The website highlights a set of simple experiments that NC State University researchers designed to help elementary students learn about the science of plants.
The experiments call for inexpensive things — such as beans, laundry detergent and recycled yogurt cups — that kids and their parents might already have at home.
The site also contains new videos that delve into topics such as how plants respond to gravity, how light influences them, and the role of plant hormones. As is the case with Plants4Kids experiments, videos are available in both English and Spanish.
The site came about because plant biologists Anna Stepanova and Jose Alonso wanted to inspire future scientists. For close to a decade, they have done that by delivering demonstrations at museums and schools. They and other members of their College of Agriculture and Life Sciences lab used National Science Foundation grants to develop the Plants4Kids website as a way to extend that outreach.
Javier Brumos Fuentes, a postdoctoral researcher, and NC State undergraduate Eduardo Santana have been key to the video project. Their work features Brumos’ children, Emma and Lukas, who both speak three languages, English, Spanish and German.
“With Plants4Kids, our goal is to expose elementary students to basic biology principles – to help them ask questions such as ‘why are plants green,’ ‘why do some grow taller than the others,’ and ‘why do some plants, like dandelions, live for just a few weeks while others, like live oaks, live for centuries?’” Stepanova explained.
“We wanted to nurture kids’ natural curiosity and stimulate their critical thinking skills,” she added. “And we wanted to do that in a way that’s fun and accessible.”

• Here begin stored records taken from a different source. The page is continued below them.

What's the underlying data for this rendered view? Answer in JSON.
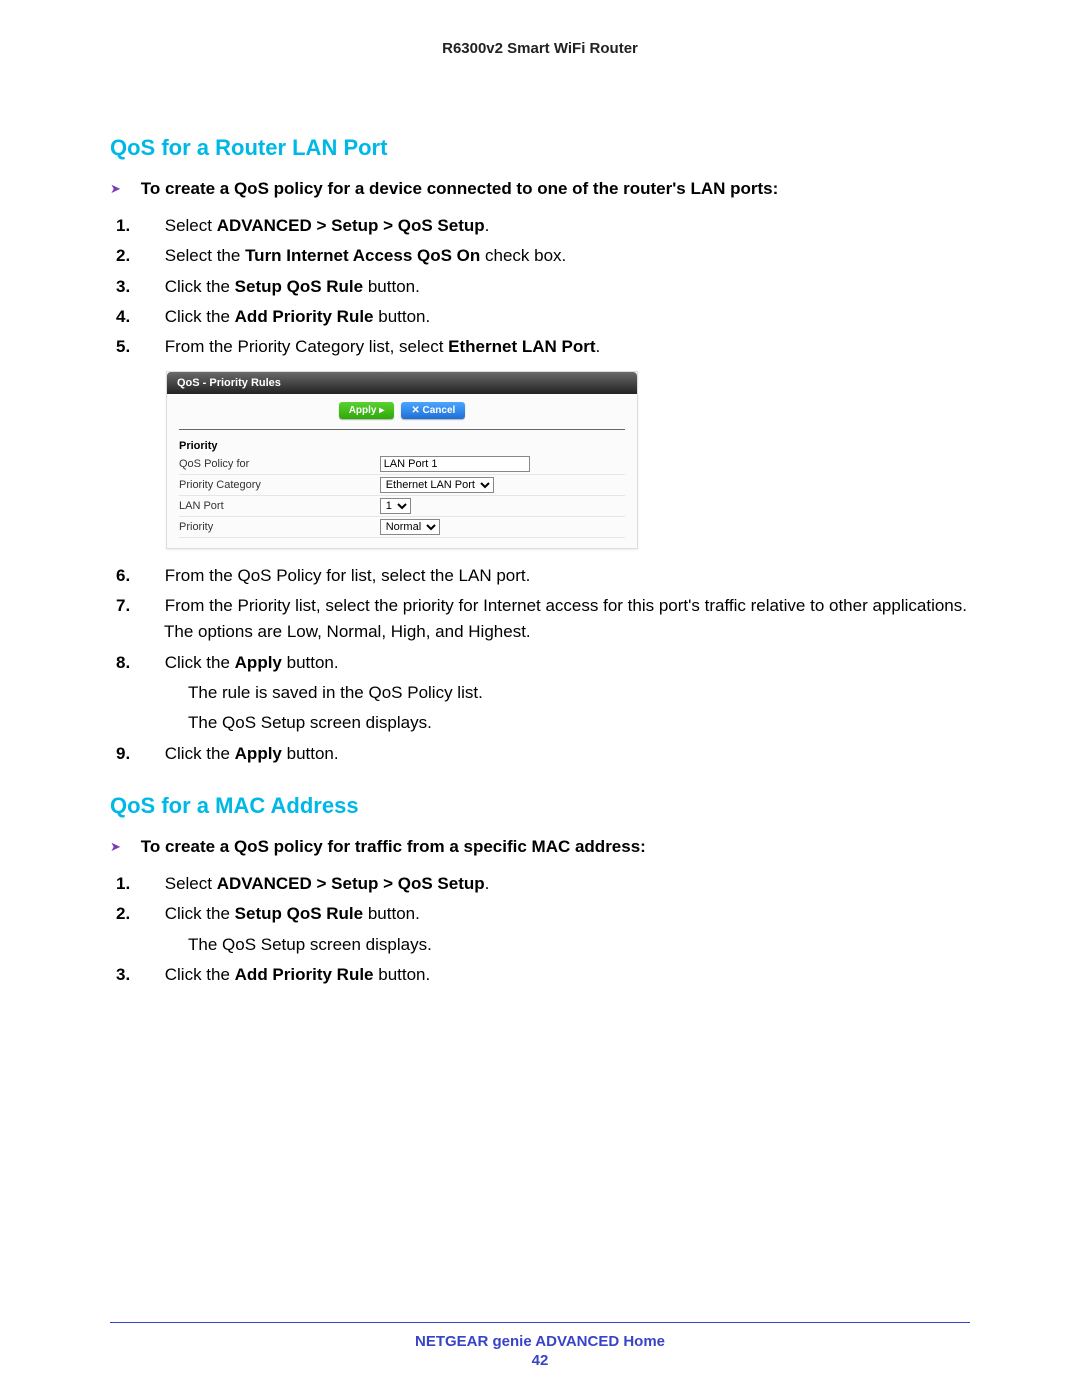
{
  "header": {
    "title": "R6300v2 Smart WiFi Router"
  },
  "section1": {
    "heading": "QoS for a Router LAN Port",
    "intro": "To create a QoS policy for a device connected to one of the router's LAN ports:",
    "s1_pre": "Select ",
    "s1_bold": "ADVANCED > Setup > QoS Setup",
    "s1_post": ".",
    "s2_pre": "Select the ",
    "s2_bold": "Turn Internet Access QoS On",
    "s2_post": " check box.",
    "s3_pre": "Click the ",
    "s3_bold": "Setup QoS Rule",
    "s3_post": " button.",
    "s4_pre": "Click the ",
    "s4_bold": "Add Priority Rule",
    "s4_post": " button.",
    "s5_pre": "From the Priority Category list, select ",
    "s5_bold": "Ethernet LAN Port",
    "s5_post": ".",
    "s6": "From the QoS Policy for list, select the LAN port.",
    "s7": "From the Priority list, select the priority for Internet access for this port's traffic relative to other applications. The options are Low, Normal, High, and Highest.",
    "s8_pre": "Click the ",
    "s8_bold": "Apply",
    "s8_post": " button.",
    "s8_sub1": "The rule is saved in the QoS Policy list.",
    "s8_sub2": "The QoS Setup screen displays.",
    "s9_pre": "Click the ",
    "s9_bold": "Apply",
    "s9_post": " button."
  },
  "panel": {
    "title": "QoS - Priority Rules",
    "apply": "Apply ▸",
    "cancel": "✕ Cancel",
    "priority_heading": "Priority",
    "row_policy_label": "QoS Policy for",
    "row_policy_value": "LAN Port 1",
    "row_category_label": "Priority Category",
    "row_category_value": "Ethernet LAN Port",
    "row_lanport_label": "LAN Port",
    "row_lanport_value": "1",
    "row_priority_label": "Priority",
    "row_priority_value": "Normal"
  },
  "section2": {
    "heading": "QoS for a MAC Address",
    "intro": "To create a QoS policy for traffic from a specific MAC address:",
    "s1_pre": "Select ",
    "s1_bold": "ADVANCED > Setup > QoS Setup",
    "s1_post": ".",
    "s2_pre": "Click the ",
    "s2_bold": "Setup QoS Rule",
    "s2_post": " button.",
    "s2_sub": "The QoS Setup screen displays.",
    "s3_pre": "Click the ",
    "s3_bold": "Add Priority Rule",
    "s3_post": " button."
  },
  "footer": {
    "title": "NETGEAR genie ADVANCED Home",
    "page": "42"
  }
}
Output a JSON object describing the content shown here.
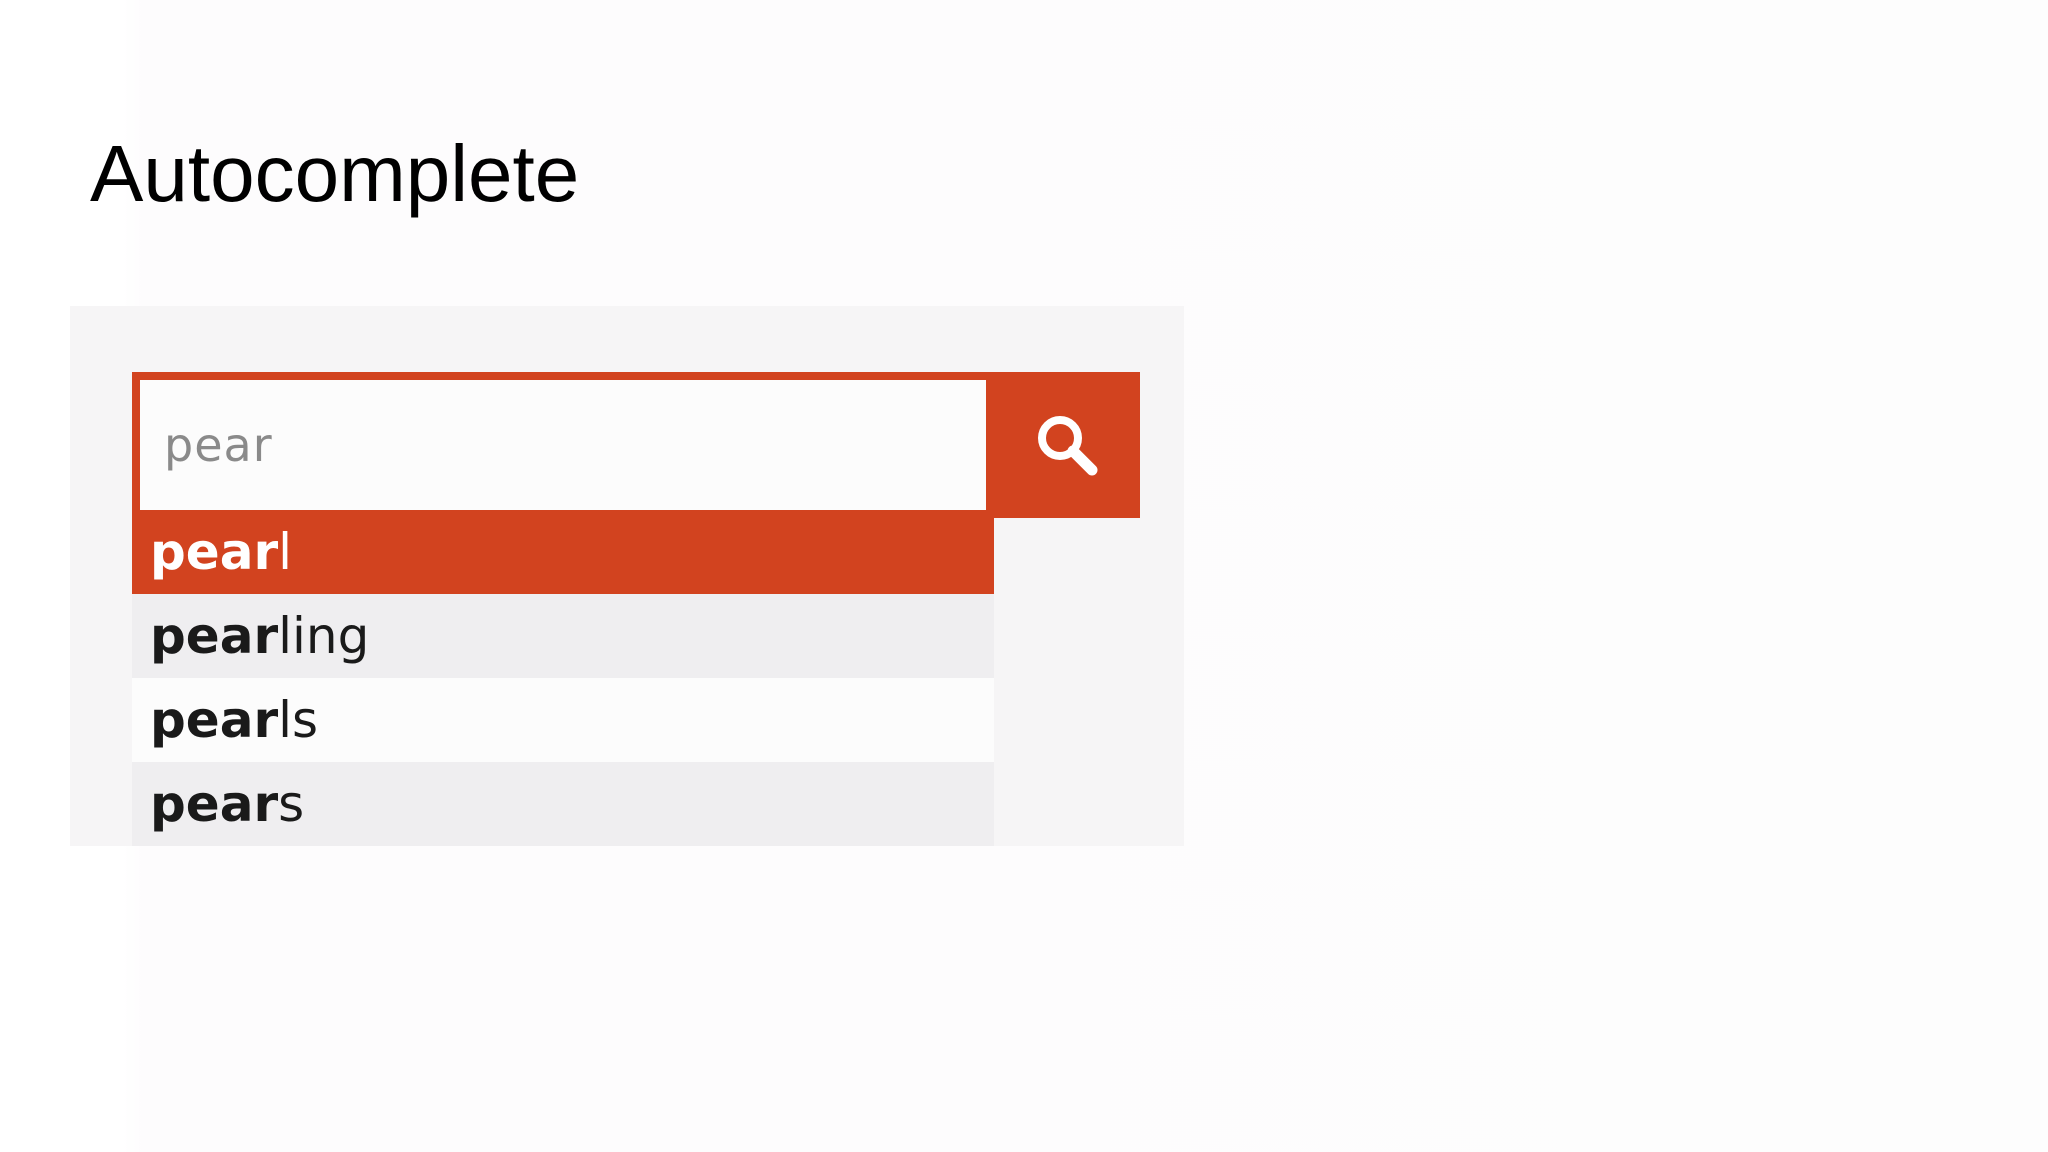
{
  "slide": {
    "title": "Autocomplete"
  },
  "search": {
    "query": "pear",
    "button_icon": "search-icon"
  },
  "suggestions": [
    {
      "match": "pear",
      "rest": "l",
      "state": "active"
    },
    {
      "match": "pear",
      "rest": "ling",
      "state": "alt"
    },
    {
      "match": "pear",
      "rest": "ls",
      "state": "plain"
    },
    {
      "match": "pear",
      "rest": "s",
      "state": "alt"
    }
  ],
  "colors": {
    "accent": "#d2431f",
    "active_text": "#ffffff",
    "row_alt": "#efeef0",
    "row_plain": "#fcfcfc",
    "panel": "#f6f5f6",
    "input_text": "#8a8a8a"
  }
}
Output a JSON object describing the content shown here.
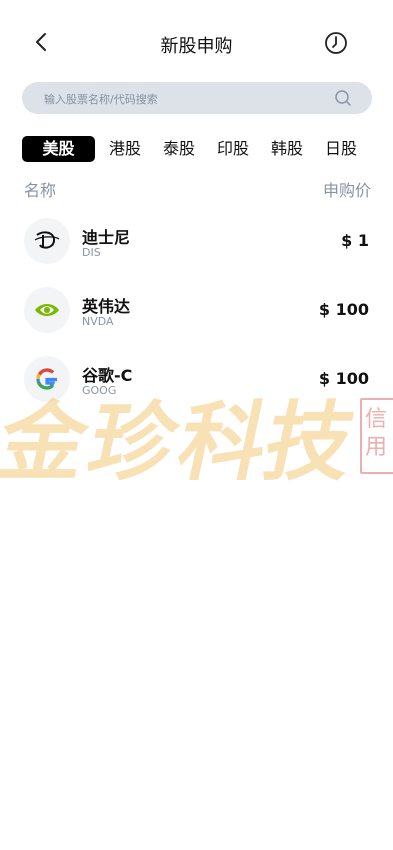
{
  "header": {
    "title": "新股申购"
  },
  "search": {
    "placeholder": "输入股票名称/代码搜索"
  },
  "tabs": [
    {
      "label": "美股",
      "active": true
    },
    {
      "label": "港股",
      "active": false
    },
    {
      "label": "泰股",
      "active": false
    },
    {
      "label": "印股",
      "active": false
    },
    {
      "label": "韩股",
      "active": false
    },
    {
      "label": "日股",
      "active": false
    }
  ],
  "columns": {
    "name": "名称",
    "price": "申购价"
  },
  "stocks": [
    {
      "name": "迪士尼",
      "code": "DIS",
      "price": "$ 1",
      "logo": "disney-logo"
    },
    {
      "name": "英伟达",
      "code": "NVDA",
      "price": "$ 100",
      "logo": "nvidia-logo"
    },
    {
      "name": "谷歌-C",
      "code": "GOOG",
      "price": "$ 100",
      "logo": "google-logo"
    }
  ],
  "watermark": {
    "text": "金珍科技",
    "seal": "信用"
  }
}
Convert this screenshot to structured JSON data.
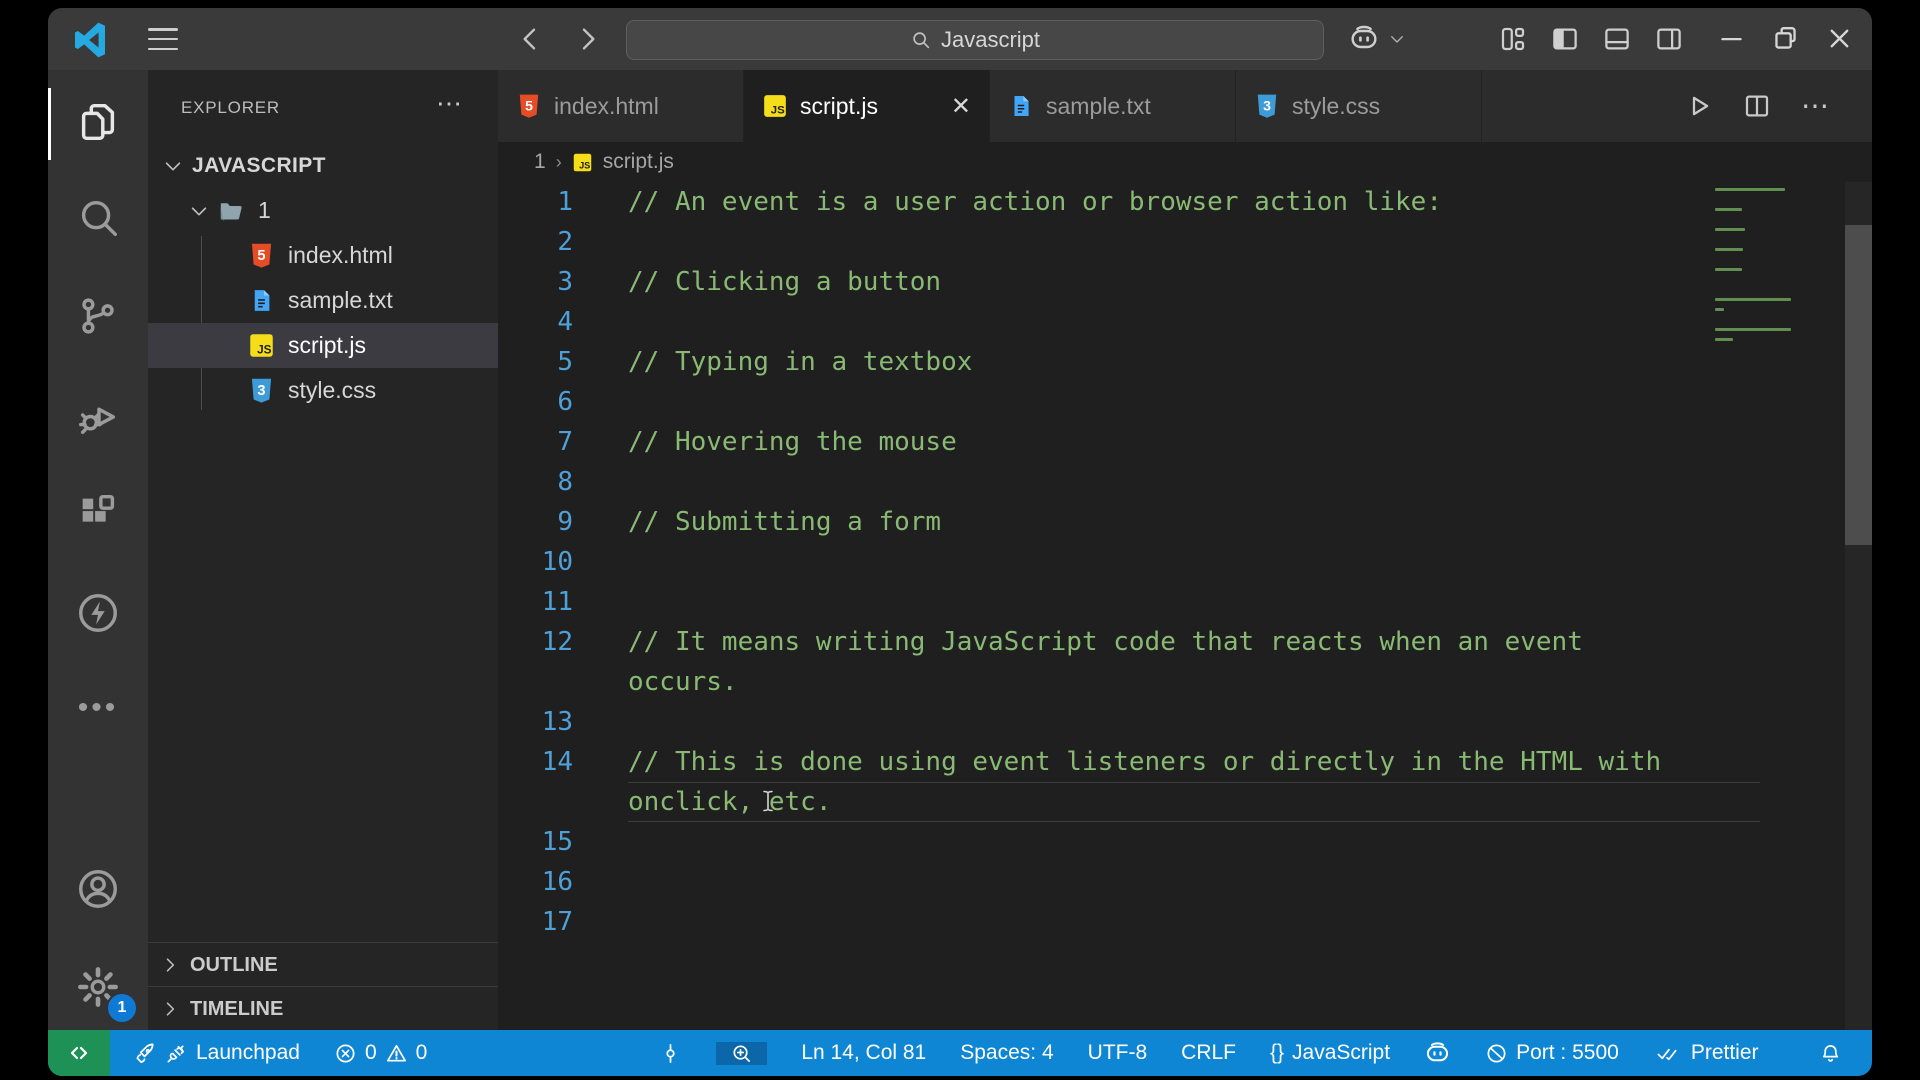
{
  "titlebar": {
    "search_value": "Javascript"
  },
  "activity_bar": {
    "settings_badge": "1"
  },
  "sidebar": {
    "header": "EXPLORER",
    "root_label": "JAVASCRIPT",
    "folder_label": "1",
    "files": [
      {
        "name": "index.html",
        "icon": "html",
        "selected": false
      },
      {
        "name": "sample.txt",
        "icon": "txt",
        "selected": false
      },
      {
        "name": "script.js",
        "icon": "js",
        "selected": true
      },
      {
        "name": "style.css",
        "icon": "css",
        "selected": false
      }
    ],
    "outline_label": "OUTLINE",
    "timeline_label": "TIMELINE"
  },
  "editor": {
    "tabs": [
      {
        "label": "index.html",
        "icon": "html",
        "active": false
      },
      {
        "label": "script.js",
        "icon": "js",
        "active": true
      },
      {
        "label": "sample.txt",
        "icon": "txt",
        "active": false
      },
      {
        "label": "style.css",
        "icon": "css",
        "active": false
      }
    ],
    "breadcrumb": {
      "folder": "1",
      "file": "script.js"
    },
    "code_rows": [
      {
        "num": "1",
        "text": "// An event is a user action or browser action like:"
      },
      {
        "num": "2",
        "text": ""
      },
      {
        "num": "3",
        "text": "// Clicking a button"
      },
      {
        "num": "4",
        "text": ""
      },
      {
        "num": "5",
        "text": "// Typing in a textbox"
      },
      {
        "num": "6",
        "text": ""
      },
      {
        "num": "7",
        "text": "// Hovering the mouse"
      },
      {
        "num": "8",
        "text": ""
      },
      {
        "num": "9",
        "text": "// Submitting a form"
      },
      {
        "num": "10",
        "text": ""
      },
      {
        "num": "11",
        "text": ""
      },
      {
        "num": "12",
        "text": "// It means writing JavaScript code that reacts when an event"
      },
      {
        "num": "",
        "text": "occurs."
      },
      {
        "num": "13",
        "text": ""
      },
      {
        "num": "14",
        "text": "// This is done using event listeners or directly in the HTML with"
      },
      {
        "num": "",
        "text": "onclick, etc.",
        "current": true
      },
      {
        "num": "15",
        "text": ""
      },
      {
        "num": "16",
        "text": ""
      },
      {
        "num": "17",
        "text": ""
      }
    ]
  },
  "statusbar": {
    "launchpad": "Launchpad",
    "errors": "0",
    "warnings": "0",
    "cursor_position": "Ln 14, Col 81",
    "indentation": "Spaces: 4",
    "encoding": "UTF-8",
    "eol": "CRLF",
    "language_braces": "{}",
    "language": "JavaScript",
    "port": "Port : 5500",
    "formatter": "Prettier"
  },
  "colors": {
    "statusbar_blue": "#0f86d3",
    "remote_green": "#1d9156",
    "comment_green": "#89ba74",
    "line_number_blue": "#4fa0d8",
    "js_yellow": "#f5de19",
    "html_orange": "#e44d26",
    "file_blue": "#42a5f5"
  }
}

About the Researchers Behind Plants4Kids
Anna Stepanova and Jose Alonso are a wife-and-husband team with NC State University’s Department of Plant and Microbial Biology. Stepanova is an associate professor, and Alonso is a William Neal Reynolds Distinguished Professor. Their research focuses on plant hormones and how they influence gene activity, growth rates and other patterns. Recently, they developed a set of genetic engineering tools that make it faster and easier to modify large segments of DNA using techniques called recombineering. Stepanova is from Russia, and Alonso is from Spain. They have two children.